I’ve been wanting to see The Room for years, ever since I heard it was the Citizen Kane of bad movies. It got so I couldn’t ignore the hype, so I finally watched it the other night. Did it make it into my personal canon of so-bad-they’re good films, joining gems like Ishtar and Showgirls? No. But The Room‘s subversive—at times jaw-dropping—approach to storytelling taught me a lot. Apparently, I’ve been doing it all wrong. Here’s what I learned:
Establishing Characters and Motivations is for Suckers
Traditionally, a story introduces characters and gives them some goals and obstacles, and takes it from there. The Room spits in the face of such traditional narrative. Who is the (26-year-old) teenage boy at the beginning and why does he creepily follow Lisa and Johnny to the bedroom? Why does Lisa lie about Johnny hitting her yet stay with him while continuing an affair with Mark? Why did Denny get involved with buying/selling drugs when Johnny pays his rent and tuition? Who’s that guy we’ve never met before at the party who’s deeply invested in not only Lisa and Johnny’s relationship but the integrity of their friend group??? IT DOESN’T MATTER. The who, the why, these things are irrelevant.
Dangling Plotlines are Your Friend
Are you trying to tell a story people will be able to reasonably follow? Why would you do that? Why not leave people confused and unsatisfied instead? The secret is to introduce story elements… and then abandon them! Or not explain them! Allow The Room to enlighten you. Lisa’s mother “definitely” has cancer! Don’t worry about her, though, because it won’t be mentioned again after it’s revealed. Denny almost gets killed by a drug dealer! Rest easy, we won’t see that baddie again, nor will he be mentioned. Mark shows up at Johnny’s clean-shaven and it’s A Big Deal, but then the boys go outside to play football wearing tuxedos! What does that have to do with anything? Don’t bother your pretty little head about it. Coherent narration is so yesterday.

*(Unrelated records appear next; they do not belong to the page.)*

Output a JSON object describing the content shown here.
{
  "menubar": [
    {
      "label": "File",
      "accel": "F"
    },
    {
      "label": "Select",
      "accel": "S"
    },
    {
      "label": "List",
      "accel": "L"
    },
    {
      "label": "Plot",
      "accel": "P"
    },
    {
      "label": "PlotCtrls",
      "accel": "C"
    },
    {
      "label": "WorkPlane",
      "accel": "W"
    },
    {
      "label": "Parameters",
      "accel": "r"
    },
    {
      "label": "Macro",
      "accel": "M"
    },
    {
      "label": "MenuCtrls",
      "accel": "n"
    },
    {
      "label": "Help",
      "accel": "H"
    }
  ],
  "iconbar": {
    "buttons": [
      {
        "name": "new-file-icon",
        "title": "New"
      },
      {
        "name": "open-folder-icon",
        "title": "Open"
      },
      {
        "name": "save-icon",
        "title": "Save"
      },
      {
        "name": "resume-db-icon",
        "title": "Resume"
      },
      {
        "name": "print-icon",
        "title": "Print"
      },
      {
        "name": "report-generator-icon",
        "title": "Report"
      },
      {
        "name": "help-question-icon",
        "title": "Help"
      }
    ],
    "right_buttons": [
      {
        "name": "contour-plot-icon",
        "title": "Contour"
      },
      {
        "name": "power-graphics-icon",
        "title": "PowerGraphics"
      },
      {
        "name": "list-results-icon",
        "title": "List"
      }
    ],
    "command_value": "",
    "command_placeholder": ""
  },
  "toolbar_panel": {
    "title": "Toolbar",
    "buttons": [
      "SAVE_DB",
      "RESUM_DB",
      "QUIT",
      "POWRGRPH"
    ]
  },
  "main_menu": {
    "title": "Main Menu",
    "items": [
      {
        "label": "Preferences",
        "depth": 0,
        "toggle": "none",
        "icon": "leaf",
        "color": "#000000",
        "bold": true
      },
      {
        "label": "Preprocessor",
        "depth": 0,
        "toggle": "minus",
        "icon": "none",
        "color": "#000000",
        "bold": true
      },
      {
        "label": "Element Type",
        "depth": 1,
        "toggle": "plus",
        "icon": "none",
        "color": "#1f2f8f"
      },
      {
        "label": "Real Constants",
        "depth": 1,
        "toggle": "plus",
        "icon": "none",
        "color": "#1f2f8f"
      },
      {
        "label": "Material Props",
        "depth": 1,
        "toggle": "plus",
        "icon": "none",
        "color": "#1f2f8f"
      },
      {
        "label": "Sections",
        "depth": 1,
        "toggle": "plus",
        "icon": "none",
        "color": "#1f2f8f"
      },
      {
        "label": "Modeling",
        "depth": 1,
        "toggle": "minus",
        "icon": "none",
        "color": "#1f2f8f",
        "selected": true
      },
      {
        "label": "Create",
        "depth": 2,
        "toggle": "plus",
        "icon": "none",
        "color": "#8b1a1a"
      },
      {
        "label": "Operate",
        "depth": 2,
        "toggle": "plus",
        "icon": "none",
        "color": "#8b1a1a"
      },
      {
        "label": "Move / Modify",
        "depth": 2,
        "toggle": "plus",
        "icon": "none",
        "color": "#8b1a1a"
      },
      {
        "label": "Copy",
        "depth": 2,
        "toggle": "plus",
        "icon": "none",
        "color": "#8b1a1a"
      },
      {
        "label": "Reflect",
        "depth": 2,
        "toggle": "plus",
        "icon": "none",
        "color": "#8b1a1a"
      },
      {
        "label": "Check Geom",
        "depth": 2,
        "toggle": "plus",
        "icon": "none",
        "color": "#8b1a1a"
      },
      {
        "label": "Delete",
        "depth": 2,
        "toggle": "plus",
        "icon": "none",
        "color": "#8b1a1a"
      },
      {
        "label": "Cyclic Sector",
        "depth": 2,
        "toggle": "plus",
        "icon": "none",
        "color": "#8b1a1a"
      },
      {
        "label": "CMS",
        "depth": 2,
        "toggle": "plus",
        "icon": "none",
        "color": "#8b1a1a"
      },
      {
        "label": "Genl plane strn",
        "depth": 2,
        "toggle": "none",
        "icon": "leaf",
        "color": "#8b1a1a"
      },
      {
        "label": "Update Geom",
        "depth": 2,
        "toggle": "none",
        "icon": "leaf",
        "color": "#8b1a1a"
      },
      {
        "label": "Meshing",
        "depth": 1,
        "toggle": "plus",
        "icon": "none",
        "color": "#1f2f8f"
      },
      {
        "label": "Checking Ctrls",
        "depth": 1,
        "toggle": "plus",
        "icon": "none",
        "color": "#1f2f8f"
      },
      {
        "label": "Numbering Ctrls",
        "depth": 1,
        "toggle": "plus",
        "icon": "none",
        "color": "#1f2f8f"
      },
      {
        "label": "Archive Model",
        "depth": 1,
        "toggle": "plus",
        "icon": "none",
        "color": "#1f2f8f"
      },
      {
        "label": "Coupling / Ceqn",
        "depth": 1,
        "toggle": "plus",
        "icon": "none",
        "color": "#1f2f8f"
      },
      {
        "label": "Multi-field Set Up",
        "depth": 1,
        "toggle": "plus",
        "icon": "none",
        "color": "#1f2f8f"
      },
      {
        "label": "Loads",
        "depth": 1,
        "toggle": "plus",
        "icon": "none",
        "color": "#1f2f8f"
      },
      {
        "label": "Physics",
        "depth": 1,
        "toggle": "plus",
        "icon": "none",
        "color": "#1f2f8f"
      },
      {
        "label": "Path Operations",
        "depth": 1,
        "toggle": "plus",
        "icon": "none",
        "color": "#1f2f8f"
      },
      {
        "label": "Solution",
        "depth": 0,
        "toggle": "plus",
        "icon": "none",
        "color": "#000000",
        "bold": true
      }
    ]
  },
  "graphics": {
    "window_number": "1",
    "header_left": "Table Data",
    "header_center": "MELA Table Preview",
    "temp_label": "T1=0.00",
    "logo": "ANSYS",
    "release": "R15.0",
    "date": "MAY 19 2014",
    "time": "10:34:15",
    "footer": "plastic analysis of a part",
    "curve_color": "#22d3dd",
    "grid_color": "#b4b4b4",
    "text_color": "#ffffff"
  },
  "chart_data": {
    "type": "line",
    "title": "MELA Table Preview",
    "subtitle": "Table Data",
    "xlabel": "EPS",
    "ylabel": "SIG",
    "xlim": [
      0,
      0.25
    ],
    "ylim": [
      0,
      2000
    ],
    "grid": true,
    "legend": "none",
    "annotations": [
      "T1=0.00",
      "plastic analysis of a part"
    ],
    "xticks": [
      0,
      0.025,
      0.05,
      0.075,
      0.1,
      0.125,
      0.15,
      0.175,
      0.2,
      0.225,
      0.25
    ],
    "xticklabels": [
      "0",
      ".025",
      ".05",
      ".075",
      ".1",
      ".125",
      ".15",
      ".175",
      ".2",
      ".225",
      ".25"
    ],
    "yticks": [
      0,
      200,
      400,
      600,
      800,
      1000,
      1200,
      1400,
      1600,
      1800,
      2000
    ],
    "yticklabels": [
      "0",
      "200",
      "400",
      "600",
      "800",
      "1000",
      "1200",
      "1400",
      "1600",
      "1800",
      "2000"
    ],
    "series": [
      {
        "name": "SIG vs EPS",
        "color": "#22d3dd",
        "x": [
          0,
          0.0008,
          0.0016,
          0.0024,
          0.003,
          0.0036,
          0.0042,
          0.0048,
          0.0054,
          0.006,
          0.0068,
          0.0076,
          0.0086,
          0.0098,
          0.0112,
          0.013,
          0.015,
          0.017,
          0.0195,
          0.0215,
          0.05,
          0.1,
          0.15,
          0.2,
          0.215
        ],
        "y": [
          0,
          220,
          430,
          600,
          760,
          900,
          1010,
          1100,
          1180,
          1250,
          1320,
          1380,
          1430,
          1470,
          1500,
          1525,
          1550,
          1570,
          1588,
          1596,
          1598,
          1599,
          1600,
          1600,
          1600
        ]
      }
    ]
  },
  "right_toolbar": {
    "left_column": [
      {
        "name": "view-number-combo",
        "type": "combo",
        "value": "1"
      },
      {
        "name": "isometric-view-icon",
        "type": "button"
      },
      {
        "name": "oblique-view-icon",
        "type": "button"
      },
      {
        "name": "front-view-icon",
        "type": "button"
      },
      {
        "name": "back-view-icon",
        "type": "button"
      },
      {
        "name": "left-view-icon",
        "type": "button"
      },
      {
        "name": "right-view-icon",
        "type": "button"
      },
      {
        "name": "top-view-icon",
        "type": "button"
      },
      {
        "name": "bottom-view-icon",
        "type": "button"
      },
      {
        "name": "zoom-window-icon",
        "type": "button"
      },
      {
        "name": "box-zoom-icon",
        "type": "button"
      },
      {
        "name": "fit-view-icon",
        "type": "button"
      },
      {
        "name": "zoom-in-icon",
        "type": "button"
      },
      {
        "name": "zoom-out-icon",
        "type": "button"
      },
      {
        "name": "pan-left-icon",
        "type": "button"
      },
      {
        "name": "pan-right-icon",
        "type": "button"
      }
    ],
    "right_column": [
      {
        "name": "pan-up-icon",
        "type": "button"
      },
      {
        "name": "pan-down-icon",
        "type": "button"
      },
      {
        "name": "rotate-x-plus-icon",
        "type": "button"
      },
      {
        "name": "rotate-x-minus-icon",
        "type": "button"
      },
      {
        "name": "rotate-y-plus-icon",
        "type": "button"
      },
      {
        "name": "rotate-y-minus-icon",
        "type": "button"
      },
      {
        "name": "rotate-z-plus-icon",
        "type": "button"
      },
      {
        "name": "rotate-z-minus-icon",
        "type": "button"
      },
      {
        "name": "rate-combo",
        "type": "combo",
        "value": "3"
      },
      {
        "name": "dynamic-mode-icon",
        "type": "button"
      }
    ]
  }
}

The Flatter the Dialogue, the Better
If your characters are at risk of sounding too much like real people, consider taking a page out of The Room‘s playbook to remedy that. Have conversations meander and pepper them with phrases like, “I don’t want to talk about it” to ensure zero character development or plot progress. Make sure characters use each others names way too much (“Why, Lisa? Why, Lisa?… I couldn’t go on without you, Lisa”). Add non sequiturs and abrupt segues, like when Johnny decides he no longer wants to discuss work with his friend so he asks him about his sex life. Make sure to repeat bits of key information, like Johnny not getting his promotion, but for heaven’s sake, don’t offer any context, analysis, or implications in terms of the larger story. Try to start conversations the same way all the time (“Oh hai” being an obvious choice) and give characters a similarly banal way of exiting a scene (“I gotta go”). Still worried your dialogue might be too realistic? When in doubt, interject creepy, inappropriate laughter or chicken noises (“chip-chip-chip-chip-cheep-cheep!”).
Speaking of Repetition, Let’s Talk About Repetition
Got a love scene featured in your story? First, make it as awkward, dull, and unerotic as possible. Next, feature it again a few scenes later, provided it does absolutely nothing to move the story or characters forward. Got a fight scene? Good. Now add another fight scene, between same characters, right after it, only make it longer. Be careful you don’t make the story too exciting, though, so add lots of random dialogue-free scenes where characters repeatedly engage in recreational activities like jogging or football to offset all that heart-pounding action.
It’s Okay if Your Story is Boring and Baffling
In fact, if you follow the tips outlined above, it’s almost guaranteed. And if your story starts slipping into a coherent plot or your characters become too well-developed, just watch The Room and learn.
I gotta go.